§ What the task asks:
Find the lines below that contain the string "JSON". Copy each one.
++++++
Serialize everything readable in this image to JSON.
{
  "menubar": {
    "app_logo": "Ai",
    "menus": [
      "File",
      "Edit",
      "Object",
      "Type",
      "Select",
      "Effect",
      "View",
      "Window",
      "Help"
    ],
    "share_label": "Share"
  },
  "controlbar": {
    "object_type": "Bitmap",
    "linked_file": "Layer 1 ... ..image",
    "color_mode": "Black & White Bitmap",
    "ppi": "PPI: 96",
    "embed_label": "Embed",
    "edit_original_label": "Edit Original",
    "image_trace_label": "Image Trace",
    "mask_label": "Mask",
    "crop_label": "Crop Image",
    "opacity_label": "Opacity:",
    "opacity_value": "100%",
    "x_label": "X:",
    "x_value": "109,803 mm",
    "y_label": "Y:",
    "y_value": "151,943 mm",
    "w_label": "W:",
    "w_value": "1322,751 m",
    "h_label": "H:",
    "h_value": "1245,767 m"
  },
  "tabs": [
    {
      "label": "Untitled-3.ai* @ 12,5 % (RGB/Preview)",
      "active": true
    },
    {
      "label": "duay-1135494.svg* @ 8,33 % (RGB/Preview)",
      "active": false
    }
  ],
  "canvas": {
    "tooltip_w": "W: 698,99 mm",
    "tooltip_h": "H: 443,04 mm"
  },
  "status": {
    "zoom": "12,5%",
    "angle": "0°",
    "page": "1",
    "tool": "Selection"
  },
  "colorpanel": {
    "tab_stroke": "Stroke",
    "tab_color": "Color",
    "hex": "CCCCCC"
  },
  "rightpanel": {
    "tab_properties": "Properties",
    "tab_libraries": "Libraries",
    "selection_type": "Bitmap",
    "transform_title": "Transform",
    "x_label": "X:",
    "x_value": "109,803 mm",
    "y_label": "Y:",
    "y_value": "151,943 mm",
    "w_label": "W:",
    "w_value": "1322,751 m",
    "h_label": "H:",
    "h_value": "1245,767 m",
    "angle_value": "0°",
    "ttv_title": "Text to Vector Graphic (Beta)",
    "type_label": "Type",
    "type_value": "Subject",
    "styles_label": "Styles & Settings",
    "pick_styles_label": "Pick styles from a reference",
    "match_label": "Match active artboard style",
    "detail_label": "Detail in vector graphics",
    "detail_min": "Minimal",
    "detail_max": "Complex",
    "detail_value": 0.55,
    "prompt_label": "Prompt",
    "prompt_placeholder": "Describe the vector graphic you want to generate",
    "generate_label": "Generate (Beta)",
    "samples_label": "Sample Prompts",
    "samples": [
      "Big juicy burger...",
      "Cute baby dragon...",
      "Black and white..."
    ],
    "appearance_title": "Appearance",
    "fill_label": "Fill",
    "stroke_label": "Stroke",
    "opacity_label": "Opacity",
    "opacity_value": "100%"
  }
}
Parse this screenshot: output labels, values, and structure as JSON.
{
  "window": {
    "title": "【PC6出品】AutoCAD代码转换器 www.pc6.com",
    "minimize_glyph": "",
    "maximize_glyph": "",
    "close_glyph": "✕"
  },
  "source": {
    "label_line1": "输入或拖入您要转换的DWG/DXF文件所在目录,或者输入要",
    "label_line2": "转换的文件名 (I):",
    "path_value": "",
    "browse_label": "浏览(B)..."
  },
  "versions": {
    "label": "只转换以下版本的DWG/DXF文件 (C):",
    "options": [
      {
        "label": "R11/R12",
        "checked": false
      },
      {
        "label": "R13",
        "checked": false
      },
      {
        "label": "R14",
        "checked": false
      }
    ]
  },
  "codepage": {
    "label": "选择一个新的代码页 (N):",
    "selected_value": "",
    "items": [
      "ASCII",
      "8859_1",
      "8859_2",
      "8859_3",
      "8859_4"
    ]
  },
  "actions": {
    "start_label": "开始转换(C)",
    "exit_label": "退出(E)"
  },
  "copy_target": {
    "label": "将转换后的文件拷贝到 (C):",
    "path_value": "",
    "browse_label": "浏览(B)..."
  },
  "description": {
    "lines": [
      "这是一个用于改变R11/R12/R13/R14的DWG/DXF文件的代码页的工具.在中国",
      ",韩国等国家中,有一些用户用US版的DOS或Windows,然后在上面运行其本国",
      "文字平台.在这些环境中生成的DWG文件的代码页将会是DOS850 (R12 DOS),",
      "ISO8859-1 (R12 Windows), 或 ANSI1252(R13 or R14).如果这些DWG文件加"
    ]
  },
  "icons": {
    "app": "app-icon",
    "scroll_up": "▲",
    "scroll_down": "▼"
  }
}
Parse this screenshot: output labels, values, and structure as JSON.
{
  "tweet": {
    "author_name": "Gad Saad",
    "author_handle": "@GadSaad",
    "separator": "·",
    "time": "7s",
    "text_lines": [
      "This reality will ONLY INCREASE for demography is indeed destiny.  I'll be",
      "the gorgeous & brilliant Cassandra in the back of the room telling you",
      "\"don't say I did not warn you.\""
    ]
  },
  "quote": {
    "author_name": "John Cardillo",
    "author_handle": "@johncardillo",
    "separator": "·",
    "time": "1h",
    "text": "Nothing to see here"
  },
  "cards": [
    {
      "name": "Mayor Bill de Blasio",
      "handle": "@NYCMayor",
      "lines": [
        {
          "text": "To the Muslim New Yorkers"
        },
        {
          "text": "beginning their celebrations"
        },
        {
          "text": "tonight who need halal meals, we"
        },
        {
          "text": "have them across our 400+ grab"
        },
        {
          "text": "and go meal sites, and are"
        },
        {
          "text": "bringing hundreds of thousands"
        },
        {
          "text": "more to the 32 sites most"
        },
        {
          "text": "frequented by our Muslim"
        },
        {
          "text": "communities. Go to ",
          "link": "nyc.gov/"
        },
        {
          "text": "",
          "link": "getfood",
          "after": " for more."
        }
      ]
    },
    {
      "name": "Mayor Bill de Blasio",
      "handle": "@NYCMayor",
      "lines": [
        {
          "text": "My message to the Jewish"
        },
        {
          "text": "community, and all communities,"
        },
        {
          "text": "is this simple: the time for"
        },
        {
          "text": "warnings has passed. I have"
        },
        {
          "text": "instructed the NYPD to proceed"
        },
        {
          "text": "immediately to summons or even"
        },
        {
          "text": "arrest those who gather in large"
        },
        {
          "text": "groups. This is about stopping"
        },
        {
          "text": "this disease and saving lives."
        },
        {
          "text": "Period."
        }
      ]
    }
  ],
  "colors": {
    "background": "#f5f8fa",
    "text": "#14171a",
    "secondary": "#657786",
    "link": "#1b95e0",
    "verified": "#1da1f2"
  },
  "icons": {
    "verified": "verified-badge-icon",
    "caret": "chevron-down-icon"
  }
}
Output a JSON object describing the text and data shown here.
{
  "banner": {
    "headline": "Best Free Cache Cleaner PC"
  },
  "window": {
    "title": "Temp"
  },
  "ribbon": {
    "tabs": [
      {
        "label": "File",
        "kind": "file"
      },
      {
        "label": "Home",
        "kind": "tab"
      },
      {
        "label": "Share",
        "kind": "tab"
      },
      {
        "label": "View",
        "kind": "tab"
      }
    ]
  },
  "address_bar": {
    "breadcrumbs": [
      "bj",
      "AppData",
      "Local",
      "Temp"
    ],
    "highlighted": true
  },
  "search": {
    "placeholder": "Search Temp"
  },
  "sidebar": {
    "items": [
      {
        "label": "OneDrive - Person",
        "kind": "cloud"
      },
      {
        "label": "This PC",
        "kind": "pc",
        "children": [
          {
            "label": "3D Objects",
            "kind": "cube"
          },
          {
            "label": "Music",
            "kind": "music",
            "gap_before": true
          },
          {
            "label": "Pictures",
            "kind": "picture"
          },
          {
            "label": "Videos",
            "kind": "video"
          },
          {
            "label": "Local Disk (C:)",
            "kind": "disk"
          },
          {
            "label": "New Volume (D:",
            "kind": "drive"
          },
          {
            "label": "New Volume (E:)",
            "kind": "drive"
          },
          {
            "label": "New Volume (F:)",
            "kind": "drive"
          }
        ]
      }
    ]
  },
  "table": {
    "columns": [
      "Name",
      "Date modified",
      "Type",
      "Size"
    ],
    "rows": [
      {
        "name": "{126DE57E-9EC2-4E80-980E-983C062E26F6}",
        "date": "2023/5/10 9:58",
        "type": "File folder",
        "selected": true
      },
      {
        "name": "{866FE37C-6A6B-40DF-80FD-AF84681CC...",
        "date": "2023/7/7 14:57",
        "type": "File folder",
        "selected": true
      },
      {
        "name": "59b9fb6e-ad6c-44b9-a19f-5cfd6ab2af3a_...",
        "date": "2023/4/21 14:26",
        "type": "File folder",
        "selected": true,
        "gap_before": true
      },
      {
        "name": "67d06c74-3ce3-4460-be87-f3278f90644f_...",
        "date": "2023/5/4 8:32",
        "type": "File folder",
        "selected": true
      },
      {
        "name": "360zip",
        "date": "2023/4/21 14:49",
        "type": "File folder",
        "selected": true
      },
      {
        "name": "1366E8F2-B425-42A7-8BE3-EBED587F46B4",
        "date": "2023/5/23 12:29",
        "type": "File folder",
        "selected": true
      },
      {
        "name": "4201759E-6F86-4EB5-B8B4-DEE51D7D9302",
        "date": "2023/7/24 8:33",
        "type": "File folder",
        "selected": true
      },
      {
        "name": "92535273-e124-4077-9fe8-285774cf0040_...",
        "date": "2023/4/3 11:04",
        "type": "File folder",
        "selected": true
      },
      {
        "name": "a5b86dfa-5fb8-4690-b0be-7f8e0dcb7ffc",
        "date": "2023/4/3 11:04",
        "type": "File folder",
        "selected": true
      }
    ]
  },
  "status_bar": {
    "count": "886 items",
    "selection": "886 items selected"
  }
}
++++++
§ Response:
Serialize everything readable in this image to JSON.
Parse this screenshot: output labels, values, and structure as JSON.
Parse this screenshot: output labels, values, and structure as JSON.
Output a JSON object describing the text and data shown here.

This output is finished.